UART Tip #25: Blending and Smoothing Colored Pencils with a Stencil Brush by Denise Howard

The first thing you notice when you try colored pencils on sanded paper such as UART is “Whoa! It eats pencils like crazy!” The second thing you notice is “Hey, I covered this whole area in no time!” The pro often outweighs the con to make UART a good friend to have. Colored pencil is notorious for being a slow medium, and for the need to remember to always work from light to dark when using traditional papers and techniques.

Why use colored pencil rather than pastel pencil on UART? Less mess, and the option to frame under plexiglass instead of glass.

With experience, it becomes easier to evaluate a scene and decide whether it would be easier to interpret with traditional colored pencil layering techniques on paper, or with more pastel-like techniques on UART. In this case, I’ve chosen a dramatic sunset sky for a small study.

Even at only 9” x 12”, I know it would take me 30-40 hours over a couple of weeks to complete it the traditional way, gradually building up the darkest areas, minimizing speckles of paper showing through, and creating smooth transitions of color. I think this is why many colored pencil artists shy away from drawing large expanses of sky. But using UART paper, I can complete it in only a few hours!

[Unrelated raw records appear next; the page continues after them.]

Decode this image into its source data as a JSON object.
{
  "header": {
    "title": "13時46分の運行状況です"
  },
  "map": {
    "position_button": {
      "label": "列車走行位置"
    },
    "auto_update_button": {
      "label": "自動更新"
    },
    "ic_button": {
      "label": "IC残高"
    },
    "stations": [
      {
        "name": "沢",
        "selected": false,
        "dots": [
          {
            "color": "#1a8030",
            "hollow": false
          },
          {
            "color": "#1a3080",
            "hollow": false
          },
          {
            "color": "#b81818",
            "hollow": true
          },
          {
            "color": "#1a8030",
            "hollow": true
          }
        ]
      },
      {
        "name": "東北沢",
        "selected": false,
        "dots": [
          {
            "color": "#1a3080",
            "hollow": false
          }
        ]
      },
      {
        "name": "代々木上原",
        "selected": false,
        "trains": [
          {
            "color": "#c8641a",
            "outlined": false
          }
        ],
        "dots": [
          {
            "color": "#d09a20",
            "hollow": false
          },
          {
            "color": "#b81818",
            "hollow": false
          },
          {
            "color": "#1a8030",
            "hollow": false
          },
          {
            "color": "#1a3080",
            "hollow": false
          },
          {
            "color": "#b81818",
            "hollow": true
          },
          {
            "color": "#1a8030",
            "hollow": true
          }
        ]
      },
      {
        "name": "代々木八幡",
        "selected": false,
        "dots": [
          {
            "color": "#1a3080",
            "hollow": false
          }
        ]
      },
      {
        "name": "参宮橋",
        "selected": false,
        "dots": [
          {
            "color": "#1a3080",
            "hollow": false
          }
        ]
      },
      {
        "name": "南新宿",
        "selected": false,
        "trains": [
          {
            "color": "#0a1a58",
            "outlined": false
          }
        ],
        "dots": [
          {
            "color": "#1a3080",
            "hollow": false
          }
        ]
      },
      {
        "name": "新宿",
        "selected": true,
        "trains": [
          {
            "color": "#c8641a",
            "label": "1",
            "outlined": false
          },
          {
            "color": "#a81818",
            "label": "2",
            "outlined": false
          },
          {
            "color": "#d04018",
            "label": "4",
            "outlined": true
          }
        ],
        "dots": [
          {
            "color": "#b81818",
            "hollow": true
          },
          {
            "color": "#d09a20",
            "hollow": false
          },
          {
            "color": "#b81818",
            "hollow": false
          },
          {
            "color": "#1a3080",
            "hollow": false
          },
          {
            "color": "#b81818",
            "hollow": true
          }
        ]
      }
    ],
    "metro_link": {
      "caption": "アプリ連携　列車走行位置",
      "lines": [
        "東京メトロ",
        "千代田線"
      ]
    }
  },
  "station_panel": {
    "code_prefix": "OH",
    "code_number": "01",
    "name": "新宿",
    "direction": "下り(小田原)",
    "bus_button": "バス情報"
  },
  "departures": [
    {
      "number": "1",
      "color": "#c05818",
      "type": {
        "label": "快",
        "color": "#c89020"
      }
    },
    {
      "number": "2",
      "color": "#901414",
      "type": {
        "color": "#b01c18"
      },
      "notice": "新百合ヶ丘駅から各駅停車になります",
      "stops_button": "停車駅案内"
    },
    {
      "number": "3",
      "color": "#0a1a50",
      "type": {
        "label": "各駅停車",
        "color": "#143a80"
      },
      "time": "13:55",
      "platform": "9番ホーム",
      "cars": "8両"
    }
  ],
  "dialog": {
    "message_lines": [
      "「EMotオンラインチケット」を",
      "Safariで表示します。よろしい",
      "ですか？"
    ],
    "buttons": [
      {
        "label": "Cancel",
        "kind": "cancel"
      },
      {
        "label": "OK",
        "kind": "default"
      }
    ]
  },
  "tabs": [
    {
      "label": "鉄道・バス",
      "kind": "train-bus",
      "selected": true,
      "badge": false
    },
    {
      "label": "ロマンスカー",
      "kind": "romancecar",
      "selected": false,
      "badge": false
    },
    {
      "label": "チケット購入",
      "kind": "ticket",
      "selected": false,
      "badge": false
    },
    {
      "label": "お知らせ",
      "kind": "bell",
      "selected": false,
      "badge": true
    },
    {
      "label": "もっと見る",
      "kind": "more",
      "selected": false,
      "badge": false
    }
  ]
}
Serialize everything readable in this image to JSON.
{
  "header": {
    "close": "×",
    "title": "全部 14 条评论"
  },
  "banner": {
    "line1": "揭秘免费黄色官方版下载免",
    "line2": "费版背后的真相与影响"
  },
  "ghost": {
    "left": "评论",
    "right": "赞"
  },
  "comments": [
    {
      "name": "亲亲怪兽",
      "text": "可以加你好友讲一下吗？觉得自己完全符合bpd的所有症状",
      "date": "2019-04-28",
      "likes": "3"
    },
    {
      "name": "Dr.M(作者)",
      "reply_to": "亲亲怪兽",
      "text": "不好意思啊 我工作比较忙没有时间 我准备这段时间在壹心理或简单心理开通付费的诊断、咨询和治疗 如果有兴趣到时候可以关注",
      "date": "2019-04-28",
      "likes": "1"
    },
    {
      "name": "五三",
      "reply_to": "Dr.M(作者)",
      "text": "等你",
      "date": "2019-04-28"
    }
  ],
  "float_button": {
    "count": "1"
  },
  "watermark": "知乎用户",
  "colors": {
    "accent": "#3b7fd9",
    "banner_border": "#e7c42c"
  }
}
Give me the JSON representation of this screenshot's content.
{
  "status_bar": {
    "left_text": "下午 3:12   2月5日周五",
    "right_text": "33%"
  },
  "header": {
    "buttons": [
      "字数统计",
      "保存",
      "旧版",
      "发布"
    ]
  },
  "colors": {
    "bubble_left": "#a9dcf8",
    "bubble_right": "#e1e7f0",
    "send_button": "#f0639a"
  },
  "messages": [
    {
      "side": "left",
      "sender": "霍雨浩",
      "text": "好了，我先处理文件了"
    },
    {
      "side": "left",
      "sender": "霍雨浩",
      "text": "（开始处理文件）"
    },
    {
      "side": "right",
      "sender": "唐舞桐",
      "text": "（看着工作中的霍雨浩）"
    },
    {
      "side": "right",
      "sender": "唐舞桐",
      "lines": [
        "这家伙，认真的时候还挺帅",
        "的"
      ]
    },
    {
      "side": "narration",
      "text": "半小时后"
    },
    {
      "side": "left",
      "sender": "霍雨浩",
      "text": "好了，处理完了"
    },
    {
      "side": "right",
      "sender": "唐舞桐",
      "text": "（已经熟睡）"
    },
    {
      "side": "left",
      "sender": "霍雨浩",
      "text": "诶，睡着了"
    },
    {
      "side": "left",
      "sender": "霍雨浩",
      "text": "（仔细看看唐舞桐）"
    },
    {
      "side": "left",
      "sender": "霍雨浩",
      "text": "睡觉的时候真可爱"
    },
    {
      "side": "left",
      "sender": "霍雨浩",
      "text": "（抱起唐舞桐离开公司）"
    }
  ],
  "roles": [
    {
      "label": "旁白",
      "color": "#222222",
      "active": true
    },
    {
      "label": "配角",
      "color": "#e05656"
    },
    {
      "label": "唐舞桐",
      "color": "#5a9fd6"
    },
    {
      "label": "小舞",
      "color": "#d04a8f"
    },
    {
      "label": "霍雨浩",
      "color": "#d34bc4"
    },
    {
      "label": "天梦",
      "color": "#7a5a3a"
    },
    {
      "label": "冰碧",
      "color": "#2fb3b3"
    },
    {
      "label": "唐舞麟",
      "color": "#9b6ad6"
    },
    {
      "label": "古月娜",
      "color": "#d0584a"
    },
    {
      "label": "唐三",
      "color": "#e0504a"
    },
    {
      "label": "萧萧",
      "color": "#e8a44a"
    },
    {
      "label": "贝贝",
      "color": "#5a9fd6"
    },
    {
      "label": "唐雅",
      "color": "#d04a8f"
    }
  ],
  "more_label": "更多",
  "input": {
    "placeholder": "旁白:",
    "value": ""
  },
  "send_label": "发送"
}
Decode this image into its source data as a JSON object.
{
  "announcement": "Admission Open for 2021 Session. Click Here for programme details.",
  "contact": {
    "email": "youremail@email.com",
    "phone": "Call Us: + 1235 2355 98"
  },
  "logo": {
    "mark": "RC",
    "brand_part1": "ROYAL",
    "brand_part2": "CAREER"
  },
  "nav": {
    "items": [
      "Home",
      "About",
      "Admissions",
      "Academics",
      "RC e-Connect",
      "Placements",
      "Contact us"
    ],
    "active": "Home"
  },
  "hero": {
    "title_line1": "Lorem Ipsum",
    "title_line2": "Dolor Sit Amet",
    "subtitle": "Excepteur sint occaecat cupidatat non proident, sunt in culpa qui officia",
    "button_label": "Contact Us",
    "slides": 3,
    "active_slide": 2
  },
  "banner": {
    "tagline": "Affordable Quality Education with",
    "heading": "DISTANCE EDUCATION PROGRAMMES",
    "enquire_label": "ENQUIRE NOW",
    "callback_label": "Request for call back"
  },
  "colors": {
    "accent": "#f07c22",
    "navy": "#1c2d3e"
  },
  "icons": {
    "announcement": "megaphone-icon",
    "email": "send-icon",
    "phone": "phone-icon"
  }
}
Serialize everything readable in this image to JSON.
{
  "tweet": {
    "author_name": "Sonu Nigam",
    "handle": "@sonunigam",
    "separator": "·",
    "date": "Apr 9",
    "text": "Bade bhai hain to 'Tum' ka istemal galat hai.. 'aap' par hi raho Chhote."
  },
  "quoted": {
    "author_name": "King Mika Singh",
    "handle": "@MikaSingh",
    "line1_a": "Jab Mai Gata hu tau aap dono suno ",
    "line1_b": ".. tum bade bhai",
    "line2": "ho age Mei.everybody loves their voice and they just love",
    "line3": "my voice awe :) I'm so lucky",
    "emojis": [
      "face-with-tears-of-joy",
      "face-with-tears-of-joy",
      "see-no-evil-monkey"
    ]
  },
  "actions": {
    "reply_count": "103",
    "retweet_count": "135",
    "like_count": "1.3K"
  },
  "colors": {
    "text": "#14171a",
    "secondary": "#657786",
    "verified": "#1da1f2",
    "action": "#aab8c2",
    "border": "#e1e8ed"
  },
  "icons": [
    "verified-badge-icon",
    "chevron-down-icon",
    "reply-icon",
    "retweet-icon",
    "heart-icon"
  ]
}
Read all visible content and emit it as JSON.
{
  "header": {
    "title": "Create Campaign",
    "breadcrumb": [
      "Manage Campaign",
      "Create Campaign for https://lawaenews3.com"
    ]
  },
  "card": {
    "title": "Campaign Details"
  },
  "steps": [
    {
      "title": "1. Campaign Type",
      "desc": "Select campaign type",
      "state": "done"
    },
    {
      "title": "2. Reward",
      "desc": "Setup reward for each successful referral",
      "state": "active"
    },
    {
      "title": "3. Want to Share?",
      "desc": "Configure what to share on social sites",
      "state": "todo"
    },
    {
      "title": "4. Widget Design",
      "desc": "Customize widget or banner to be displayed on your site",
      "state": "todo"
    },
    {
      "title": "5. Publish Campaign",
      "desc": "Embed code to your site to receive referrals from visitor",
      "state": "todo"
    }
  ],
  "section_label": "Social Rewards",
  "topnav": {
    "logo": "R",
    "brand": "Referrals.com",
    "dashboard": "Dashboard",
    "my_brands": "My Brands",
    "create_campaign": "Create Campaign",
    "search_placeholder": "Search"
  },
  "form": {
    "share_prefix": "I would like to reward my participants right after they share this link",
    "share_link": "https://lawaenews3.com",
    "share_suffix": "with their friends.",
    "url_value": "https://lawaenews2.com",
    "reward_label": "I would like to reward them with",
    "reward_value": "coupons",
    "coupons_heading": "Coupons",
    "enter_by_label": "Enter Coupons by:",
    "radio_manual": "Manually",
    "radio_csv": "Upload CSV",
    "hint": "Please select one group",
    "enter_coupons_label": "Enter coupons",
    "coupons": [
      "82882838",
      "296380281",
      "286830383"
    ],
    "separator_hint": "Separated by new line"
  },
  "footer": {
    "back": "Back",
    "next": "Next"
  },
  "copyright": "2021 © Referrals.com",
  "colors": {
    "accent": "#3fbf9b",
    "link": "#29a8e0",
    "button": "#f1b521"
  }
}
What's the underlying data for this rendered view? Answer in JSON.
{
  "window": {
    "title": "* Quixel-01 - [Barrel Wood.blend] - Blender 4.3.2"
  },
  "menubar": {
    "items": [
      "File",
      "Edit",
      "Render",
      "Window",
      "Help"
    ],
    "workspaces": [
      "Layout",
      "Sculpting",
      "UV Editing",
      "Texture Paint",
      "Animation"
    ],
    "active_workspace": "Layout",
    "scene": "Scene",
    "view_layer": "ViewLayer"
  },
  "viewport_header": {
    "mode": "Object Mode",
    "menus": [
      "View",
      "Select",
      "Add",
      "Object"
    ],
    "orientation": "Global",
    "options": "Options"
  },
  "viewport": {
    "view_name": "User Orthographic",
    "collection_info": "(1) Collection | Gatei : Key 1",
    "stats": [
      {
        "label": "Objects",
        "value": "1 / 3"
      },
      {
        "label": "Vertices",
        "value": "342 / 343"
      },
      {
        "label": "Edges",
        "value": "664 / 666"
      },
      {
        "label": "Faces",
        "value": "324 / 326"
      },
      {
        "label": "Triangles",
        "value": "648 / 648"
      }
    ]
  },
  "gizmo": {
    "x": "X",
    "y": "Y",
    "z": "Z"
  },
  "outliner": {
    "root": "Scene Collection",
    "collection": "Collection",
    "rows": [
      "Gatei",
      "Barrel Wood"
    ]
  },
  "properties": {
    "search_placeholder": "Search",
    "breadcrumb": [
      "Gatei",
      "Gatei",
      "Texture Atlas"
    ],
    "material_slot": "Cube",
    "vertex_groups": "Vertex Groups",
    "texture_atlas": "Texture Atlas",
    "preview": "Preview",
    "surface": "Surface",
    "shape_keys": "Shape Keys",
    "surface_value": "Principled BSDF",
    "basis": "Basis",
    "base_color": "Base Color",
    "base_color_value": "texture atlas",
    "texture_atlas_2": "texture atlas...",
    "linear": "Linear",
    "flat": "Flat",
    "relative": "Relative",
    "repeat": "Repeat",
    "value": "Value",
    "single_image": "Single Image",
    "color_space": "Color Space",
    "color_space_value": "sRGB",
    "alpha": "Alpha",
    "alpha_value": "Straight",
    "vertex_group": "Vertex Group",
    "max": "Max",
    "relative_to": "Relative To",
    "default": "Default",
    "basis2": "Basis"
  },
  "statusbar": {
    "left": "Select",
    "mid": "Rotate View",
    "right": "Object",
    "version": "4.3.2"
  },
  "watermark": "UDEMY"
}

Let me show you how that works. My supplies are a 9” x 12” sheet of UART 600 paper, a set of oil-based colored pencils, poster putty, a cheap stencil brush, and an electric eraser. I use oil-based pencils when working on UART because they have a drier consistency, which creates a powdery residue that is just what I need for this technique.

1. Upon examining the clouds in the reference photo, I saw that there are a lot of dark areas behind the bright orange sunlit clouds, and that’s what makes the highlights pop. I chose a dark blue, a light blue, and white as the base colors for the clear sky. I chose the same dark blue and a dark red as the base colors for everywhere there are dark cloud areas. I quickly and generously scrubbed the colors on, right on top of each other, making no effort to fill the tooth of the paper or preserve crisp edges—this will happen in later steps. I resisted the urge to blow the residue away, so it was present for the next step.

2. With the stencil brush, I very gently swirled and stroked with small movements to work the powdery pigment residue into the tooth of the paper.

There was an initial blotchiness and roughness that I smoothed out by applying more pencil pigment and more brush strokes. I resisted the urge to press and scrub with the brush, because that would’ve pulled pigment back out of the paper tooth and defeated my effort to make the blend smooth. I wasn’t concerned with perfect smoothness in the clouds, because this was only the underpainting.

3. Once I was happy with the blue sky and dark clouds, I did the same for the sunlit clouds. I used warm yellows and oranges, and was careful not to overlap any of the blues since that would result in a green or a grayed-orange rim.

This point in the process is the “ugly stage”, where I always think it looks awful and it’s not going to work. But you need to keep going and trust the process!

4. I used the poster putty and the electric eraser to subtract all pigment from small areas in the dark clouds to make clean places for the puffy foreground sunlit clouds.

I could’ve done it all by dabbing with the poster putty, but the electric eraser speeded the process. Where any pigment persisted, I added a layer of white or light pink to prepare the area further.

5. Into the newly-cleaned areas, layered the same colors as in the other sunlit clouds. I made the tops redder than the bottoms to suggest form. Then I punched up their contrast by further darkening the background clouds around them with dark blue and dark red.

6. I sharpened some edges and smoothed grainy areas with very sharp pencils and a light touch, or light strokes with the stencil brush.

7. I waited until the end to develop the dark foreground bushes so that dark pigment dust would have as short an opportunity as possible to pollute the sky. I generously scrubbed in black, smoothed it with the stencil brush, and repeated until it was very even.

The end result is a simplified color study of a very complex sky, which helped me work out in a short time how I could execute a much larger and more detailed version with the same set of colored pencils.

I hope you found this process educational!

Denise Howard, CPSA, CPX, UKCPS, MPAS

Check out Denise’s work at